[Start of Attachment]
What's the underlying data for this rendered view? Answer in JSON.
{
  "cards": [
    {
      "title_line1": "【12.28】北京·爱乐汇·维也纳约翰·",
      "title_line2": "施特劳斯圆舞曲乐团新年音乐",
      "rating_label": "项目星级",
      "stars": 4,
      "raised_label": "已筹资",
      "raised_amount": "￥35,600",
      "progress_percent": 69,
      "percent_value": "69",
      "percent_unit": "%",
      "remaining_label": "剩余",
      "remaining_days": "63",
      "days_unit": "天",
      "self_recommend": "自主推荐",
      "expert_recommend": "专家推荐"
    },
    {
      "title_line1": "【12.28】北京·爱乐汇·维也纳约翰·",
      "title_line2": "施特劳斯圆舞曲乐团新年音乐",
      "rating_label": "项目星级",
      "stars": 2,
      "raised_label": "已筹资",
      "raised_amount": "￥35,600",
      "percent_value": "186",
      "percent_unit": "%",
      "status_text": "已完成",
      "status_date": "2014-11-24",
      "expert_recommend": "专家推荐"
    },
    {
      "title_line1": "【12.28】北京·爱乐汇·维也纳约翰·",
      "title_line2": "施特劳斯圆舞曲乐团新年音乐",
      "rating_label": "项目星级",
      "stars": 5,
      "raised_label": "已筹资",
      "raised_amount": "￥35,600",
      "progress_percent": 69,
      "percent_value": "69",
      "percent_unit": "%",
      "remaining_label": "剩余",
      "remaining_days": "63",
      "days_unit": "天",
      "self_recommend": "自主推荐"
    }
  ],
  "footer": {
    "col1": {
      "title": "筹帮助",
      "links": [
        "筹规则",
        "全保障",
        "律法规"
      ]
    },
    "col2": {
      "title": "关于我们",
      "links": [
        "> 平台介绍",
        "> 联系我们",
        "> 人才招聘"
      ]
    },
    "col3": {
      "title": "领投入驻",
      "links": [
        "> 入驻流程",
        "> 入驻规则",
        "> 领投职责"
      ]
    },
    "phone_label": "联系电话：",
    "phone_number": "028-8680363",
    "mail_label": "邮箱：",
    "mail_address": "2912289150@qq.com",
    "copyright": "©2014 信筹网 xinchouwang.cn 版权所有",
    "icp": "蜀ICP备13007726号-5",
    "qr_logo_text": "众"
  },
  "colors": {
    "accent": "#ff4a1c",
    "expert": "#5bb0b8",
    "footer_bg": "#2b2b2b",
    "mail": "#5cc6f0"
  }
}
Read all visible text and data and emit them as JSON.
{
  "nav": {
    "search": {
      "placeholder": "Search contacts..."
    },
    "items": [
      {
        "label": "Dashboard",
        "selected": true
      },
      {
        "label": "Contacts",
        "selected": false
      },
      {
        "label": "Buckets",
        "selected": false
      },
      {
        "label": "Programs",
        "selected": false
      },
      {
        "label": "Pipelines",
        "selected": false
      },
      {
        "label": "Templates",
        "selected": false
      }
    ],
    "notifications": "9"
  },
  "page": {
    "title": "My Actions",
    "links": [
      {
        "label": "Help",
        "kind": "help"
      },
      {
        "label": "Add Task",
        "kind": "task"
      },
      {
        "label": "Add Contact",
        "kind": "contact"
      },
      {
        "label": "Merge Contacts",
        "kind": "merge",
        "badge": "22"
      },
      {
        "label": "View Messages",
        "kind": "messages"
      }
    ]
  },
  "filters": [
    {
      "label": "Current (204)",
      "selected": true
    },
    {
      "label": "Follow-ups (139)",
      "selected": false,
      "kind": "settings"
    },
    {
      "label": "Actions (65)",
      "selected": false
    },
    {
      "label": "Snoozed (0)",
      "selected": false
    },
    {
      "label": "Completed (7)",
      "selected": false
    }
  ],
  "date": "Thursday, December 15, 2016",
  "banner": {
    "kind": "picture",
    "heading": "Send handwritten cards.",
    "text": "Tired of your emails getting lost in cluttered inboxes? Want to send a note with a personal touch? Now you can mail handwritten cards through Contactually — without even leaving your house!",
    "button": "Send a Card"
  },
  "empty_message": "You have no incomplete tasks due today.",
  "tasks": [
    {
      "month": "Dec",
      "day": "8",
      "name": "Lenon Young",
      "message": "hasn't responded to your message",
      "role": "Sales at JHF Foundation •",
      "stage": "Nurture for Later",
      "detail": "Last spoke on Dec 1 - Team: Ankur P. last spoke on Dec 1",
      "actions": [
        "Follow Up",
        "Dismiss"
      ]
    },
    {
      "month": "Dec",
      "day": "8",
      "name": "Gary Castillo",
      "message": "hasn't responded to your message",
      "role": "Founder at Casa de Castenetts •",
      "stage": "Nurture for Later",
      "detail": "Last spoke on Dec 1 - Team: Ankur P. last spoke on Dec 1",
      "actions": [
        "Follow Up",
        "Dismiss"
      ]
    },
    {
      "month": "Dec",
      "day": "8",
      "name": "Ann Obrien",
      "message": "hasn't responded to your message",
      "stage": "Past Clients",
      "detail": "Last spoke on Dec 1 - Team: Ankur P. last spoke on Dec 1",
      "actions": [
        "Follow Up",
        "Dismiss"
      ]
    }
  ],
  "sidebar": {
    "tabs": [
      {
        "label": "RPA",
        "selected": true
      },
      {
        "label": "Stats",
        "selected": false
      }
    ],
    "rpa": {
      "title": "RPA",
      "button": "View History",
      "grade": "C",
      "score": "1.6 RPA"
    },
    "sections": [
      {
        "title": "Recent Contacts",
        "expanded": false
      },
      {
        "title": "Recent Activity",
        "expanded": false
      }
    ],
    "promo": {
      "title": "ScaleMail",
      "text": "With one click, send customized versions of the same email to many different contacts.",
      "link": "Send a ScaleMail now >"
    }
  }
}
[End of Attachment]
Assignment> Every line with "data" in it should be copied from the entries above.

Final answer>
What's the underlying data for this rendered view? Answer in JSON.
Read all visible text and data and emit them as JSON.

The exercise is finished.